Lines with the word "value" are the ones wanted. Copy each of them from the entries below.

══════════

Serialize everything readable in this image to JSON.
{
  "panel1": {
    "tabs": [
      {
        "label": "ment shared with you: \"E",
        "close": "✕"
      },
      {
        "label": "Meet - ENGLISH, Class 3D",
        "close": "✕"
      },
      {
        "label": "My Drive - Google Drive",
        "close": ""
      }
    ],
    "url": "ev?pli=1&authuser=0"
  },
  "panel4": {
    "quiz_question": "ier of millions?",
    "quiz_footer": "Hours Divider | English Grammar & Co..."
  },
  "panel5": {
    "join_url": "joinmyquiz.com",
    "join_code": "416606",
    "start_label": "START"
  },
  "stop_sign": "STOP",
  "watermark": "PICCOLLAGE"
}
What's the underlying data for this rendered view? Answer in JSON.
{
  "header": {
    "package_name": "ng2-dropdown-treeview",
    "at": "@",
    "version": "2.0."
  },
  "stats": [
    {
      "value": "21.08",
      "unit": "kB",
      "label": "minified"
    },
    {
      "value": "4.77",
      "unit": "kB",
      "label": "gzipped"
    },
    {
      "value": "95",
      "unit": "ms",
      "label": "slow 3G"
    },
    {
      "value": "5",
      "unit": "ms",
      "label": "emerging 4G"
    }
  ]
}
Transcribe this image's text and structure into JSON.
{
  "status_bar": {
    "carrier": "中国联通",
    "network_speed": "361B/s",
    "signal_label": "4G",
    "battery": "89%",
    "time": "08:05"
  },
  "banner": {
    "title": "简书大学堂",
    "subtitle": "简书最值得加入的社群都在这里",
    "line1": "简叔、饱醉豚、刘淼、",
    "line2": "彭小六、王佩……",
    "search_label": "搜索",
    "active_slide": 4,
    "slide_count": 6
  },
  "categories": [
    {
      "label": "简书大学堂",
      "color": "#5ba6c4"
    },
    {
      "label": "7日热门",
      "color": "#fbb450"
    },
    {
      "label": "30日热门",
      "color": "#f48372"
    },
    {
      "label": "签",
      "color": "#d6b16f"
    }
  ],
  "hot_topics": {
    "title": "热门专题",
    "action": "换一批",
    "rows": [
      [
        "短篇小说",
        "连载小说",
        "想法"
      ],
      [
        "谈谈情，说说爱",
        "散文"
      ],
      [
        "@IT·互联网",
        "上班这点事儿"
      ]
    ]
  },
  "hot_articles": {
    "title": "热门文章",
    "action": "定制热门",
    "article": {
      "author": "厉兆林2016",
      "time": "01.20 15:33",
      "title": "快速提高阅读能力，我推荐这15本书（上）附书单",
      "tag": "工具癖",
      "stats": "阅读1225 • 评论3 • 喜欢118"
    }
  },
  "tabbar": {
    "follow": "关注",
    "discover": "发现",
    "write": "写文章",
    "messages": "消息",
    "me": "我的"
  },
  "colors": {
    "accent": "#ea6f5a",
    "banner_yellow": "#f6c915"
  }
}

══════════

» **RESPONSE AREA**
      "value": "21.08",
      "value": "4.77",
      "value": "95",
      "value": "5",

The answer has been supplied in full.